A Prototype is a preliminary version or model of a product, system, or concept that is created for the purpose of testing, evaluation, and refinement. Prototypes are commonly used in various fields, including product design, software development, engineering, and manufacturing, to validate and iterate on ideas before the final product is produced.


FedSkill: Privacy Preserved Interpretable Skill Learning via Imitation

Read FedSkill: Privacy Preserved Interpretable Skill Learning via Imitation publication. Imitation learning that replicates experts’ skills via their demonstrations has shown significant success in various decision-making tasks. However, two critical challenges still hinder the deployment of imitation learning techniques in real-world application scenarios. First, existing methods lack the intrinsic interpretability to explicitly explain the underlying rationale of the learned skill and thus making learned policy untrustworthy. Second, due to the scarcity of expert demonstrations from each end user (client), learning a policy based on different data silos is necessary but challenging in privacy-sensitive applications such as finance and healthcare. To this end, we present a privacy-preserved interpretable skill learning framework (FedSkill) that enables global policy learning to incorporate data from different sources and provides explainable interpretations to each local user without violating privacy and data sovereignty. Specifically, our proposed interpretable skill learning model can capture the varying patterns in the trajectories of expert demonstrations, and extract prototypical information as skills that provide implicit guidance for policy learning and explicit explanations in the reasoning process. Moreover, we design a novel aggregation mechanism coupled with the based skill learning model to preserve global information utilization and maintain local interpretability under the federated framework. Thoroughly experiments on three datasets and empirical studies demonstrate that our proposed FedSkill framework not only outperforms state-of-the-art imitation learning methods but also exhibits good interpretability under a federated setting. Our proposed FedSkill framework is the first attempt to bridge the gaps among federated learning, interpretable machine learning, and imitation learning.

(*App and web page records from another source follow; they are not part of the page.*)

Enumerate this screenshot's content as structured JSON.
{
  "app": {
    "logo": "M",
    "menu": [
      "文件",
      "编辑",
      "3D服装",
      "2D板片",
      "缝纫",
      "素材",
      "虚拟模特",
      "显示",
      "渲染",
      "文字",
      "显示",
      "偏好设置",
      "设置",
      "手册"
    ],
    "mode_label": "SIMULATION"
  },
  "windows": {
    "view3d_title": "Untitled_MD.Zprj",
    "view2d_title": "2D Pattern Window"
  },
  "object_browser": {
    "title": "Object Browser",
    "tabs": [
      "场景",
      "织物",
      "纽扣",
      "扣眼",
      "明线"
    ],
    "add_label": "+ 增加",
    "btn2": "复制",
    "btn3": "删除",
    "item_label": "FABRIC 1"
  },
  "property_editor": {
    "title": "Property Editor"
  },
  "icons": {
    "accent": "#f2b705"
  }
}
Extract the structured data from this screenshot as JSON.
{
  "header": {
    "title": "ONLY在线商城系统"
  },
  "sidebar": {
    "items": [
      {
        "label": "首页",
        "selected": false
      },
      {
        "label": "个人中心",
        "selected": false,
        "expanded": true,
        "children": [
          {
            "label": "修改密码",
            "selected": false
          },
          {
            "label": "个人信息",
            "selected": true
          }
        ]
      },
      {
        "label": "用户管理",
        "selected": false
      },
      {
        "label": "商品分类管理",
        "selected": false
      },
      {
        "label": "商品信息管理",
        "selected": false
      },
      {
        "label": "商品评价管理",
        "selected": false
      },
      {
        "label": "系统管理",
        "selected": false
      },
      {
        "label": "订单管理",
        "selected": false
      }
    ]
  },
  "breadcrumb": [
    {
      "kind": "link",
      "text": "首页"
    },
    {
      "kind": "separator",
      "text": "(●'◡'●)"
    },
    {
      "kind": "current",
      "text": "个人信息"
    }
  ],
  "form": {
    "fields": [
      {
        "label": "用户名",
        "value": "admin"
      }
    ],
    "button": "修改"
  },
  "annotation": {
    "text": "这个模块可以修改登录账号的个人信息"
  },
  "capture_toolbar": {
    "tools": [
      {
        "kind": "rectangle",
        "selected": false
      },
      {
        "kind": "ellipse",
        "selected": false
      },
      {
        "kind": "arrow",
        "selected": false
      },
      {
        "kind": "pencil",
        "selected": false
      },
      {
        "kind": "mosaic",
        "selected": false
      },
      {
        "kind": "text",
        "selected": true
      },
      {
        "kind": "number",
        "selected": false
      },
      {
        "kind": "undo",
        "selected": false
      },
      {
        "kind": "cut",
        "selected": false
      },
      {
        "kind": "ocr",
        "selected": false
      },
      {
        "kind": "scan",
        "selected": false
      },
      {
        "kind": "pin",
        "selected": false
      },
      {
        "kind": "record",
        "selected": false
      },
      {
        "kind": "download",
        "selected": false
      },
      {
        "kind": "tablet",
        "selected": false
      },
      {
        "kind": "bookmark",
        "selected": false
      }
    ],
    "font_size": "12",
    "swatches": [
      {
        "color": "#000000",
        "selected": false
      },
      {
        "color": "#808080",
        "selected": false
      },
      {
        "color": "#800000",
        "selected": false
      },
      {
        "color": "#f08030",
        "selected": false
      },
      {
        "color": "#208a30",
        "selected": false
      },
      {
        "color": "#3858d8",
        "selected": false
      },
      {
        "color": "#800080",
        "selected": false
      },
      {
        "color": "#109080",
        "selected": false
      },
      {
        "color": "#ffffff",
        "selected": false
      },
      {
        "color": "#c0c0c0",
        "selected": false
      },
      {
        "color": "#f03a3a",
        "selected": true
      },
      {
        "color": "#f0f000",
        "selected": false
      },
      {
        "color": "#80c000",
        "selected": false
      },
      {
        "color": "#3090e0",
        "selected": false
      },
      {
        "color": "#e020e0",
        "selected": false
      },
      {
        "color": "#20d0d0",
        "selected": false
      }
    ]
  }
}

Interpretable Skill Learning for Dynamic Treatment Regimes through Imitation

Imitation learning that mimics experts’ skills from their demonstrations has shown great success in discovering dynamic treatment regimes, i.e., the optimal decision rules to treat an individual patient based on related evolving treatment and covariate history. Existing imitation learning methods, however, still lack the capability to interpret the underlying rationales of the learned policy in a faithful way. Moreover, since dynamic treatment regimes for patients often exhibit varying patterns, i.e., symptoms that transit from one to another, the flat policy learned by a vanilla imitation learning method is typically undesired. To this end, we propose an Interpretable Skill Learning (ISL) framework to resolve the aforementioned challenges for dynamic treatment regimes through imitation. The key idea is to model each segment of experts’ demonstrations with a prototype layer and integrate it with the imitation learning layer to enhance the interpretation capability. On one hand, the ISL framework is able to provide interpretable explanations by matching the prototype to exemplar segments during the inference stage, which enables doctors to perform reasoning of the learned demonstrations based on human-understandable patient symptoms and lab results. On the other hand, the obtained skill embedding consisting of prototypes serves as conditional information to the imitation learning layer, which implicitly guides the policy network to provide a more accurate demonstration when the patients’ state switches from one stage to another. Thoroughly empirical studies demonstrate that our proposed ISL technique can achieve better performance than state-of-the-art methods. Moreover, the proposed ISL framework also exhibits good interpretability which cannot be observed in existing methods.